The reorganization occurs as support for Kishida’s administration is declining. Since former prime minister Shinzo Abe was shot and killed last month at a campaign rally, the relationships between the organization and legislators from the ruling Liberal Democratic Party (LDP) have been under intense public scrutiny.
Abe was shot by a man whose mother is a member, and who told investigators he believed Abe had promoted the group to which his mother made ruinous donations, Japanese media have reported.
Kishida said on Tuesday that incoming new members of his cabinet and new ruling party officials must “thoroughly review” their ties with the group.
“It will be a prerequisite,” Kishida said, speaking at a news conference in Nagasaki.

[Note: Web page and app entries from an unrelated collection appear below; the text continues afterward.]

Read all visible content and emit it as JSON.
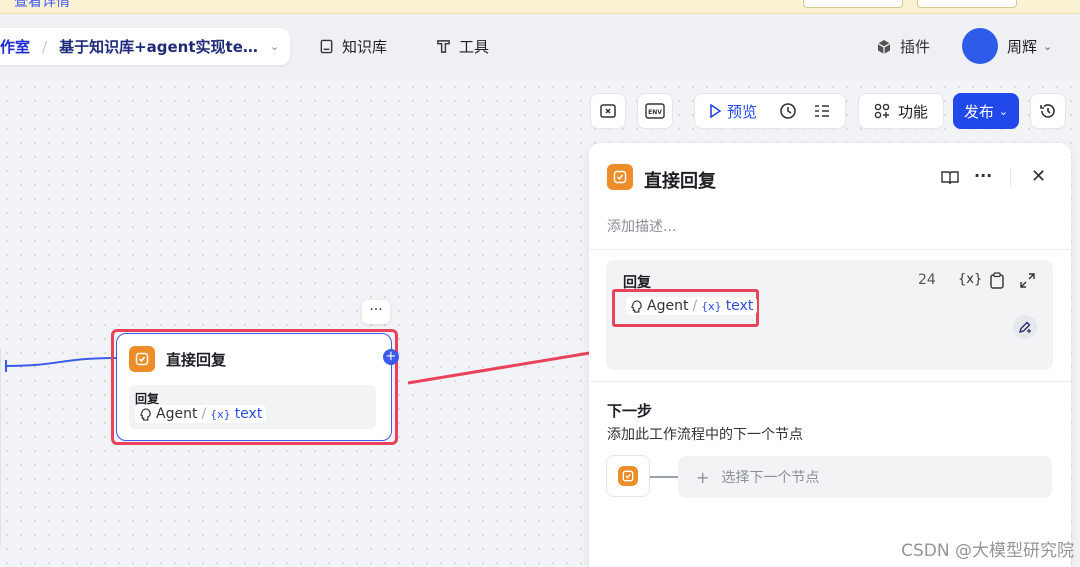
{
  "notice": {
    "link_text": "查看详情"
  },
  "header": {
    "crumb_parent": "作室",
    "crumb_current": "基于知识库+agent实现te…",
    "nav_knowledge": "知识库",
    "nav_tools": "工具",
    "nav_plugins": "插件",
    "username": "周辉"
  },
  "toolbar": {
    "preview": "预览",
    "features": "功能",
    "publish": "发布"
  },
  "node": {
    "title": "直接回复",
    "section_label": "回复",
    "agent": "Agent",
    "var": "text"
  },
  "panel": {
    "title": "直接回复",
    "description_placeholder": "添加描述...",
    "reply_label": "回复",
    "char_count": "24",
    "agent": "Agent",
    "var": "text",
    "next_step_title": "下一步",
    "next_step_desc": "添加此工作流程中的下一个节点",
    "next_node_placeholder": "选择下一个节点"
  },
  "watermark": "CSDN @大模型研究院",
  "colors": {
    "accent": "#2148e8",
    "orange": "#ec8d2a",
    "highlight": "#e8435a"
  }
}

Support for Kishida’s cabinet has fallen to the lowest level since he took office last October, down to 46% from 59% three weeks ago, NHK public broadcaster said on Monday, results in line with other recent surveys. A vast majority of respondents said they want an explanation of politicians’ ties to the Unification Church.

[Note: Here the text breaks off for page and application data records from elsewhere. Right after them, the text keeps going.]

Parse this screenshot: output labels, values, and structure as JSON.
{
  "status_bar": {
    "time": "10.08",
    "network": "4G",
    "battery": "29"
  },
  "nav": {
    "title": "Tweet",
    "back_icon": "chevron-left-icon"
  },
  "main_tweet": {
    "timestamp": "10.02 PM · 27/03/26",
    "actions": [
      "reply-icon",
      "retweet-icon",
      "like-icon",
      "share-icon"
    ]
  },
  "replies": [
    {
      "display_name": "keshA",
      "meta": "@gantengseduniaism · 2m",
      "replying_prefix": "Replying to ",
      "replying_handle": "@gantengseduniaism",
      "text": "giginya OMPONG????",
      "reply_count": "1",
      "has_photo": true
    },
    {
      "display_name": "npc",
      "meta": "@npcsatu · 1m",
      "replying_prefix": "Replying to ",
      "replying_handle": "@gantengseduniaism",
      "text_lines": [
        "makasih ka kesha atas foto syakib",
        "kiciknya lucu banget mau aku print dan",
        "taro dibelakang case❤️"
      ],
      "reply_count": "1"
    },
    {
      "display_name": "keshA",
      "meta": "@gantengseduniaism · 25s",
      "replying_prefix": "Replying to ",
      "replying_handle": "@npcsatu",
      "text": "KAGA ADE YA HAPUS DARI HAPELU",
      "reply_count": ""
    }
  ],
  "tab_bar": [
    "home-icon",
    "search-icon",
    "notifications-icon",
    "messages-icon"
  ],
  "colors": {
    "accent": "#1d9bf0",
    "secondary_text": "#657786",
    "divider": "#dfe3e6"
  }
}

Kishida said in Nagasaki his cabinet needs reshuffling to deal with problems such as rising prices and an increasingly tense security environment.

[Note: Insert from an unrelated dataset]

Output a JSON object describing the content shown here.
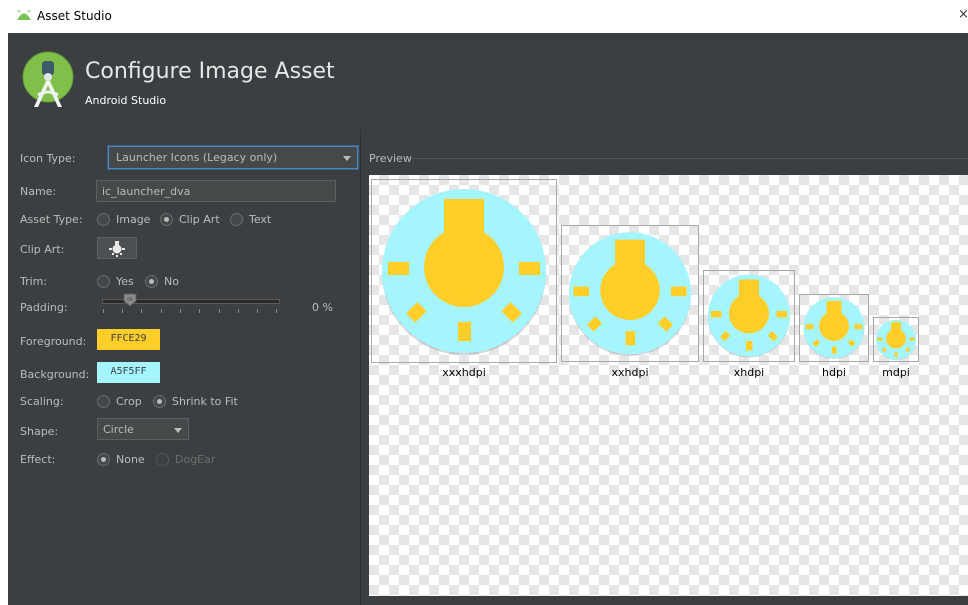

“In many ways, we are facing the most critical situation since the end of World War Two,” he said.
Finance Minster Shunichi Suzuki will be retained, government and LDP sources told Reuters, declining to be named due to the sensitivity of the situation.
Foreign Minister Yoshimasa Hayashi will also keep his job, as will chief cabinet secretary Hirokazu Matsuno and LDP Secretary General Toshimitsu Motegi, media reports said.
Industry Minister Koichi Hagiuda is expected to be shifted to a position outside the cabinet, most likely to chairman of LDP’s policy research committee, the Yomiuri Shimbun daily said.
One of Kishida’s advisers, Minoru Terada, and upper house lawmaker Naoki Okada, are expected to be appointed to the cabinet for the first time, the Yomiuri added, without specifying their positions.
The reshuffle had been expected to take place in early September, but analysts said Kishida appears to be moving early to try to halt the slide in his support as soon as possible. .
Though his ratings are also being hit by COVID-19 cases recently surging to record highs, the main issues voiced in opinion surveys are public unhappiness with the idea of a state funeral for Abe, Japan’s longest-serving premier but a polarising force in the country, along with the Unification Church connections.
“His cabinet lineup will show that the LDP is taking tough measures to deal with what is now mostly a problem of individuals before it taints the whole party,” said Airo Hino, a professor at Waseda University.
“The Unification Church problem is something he doesn’t want to drag on.”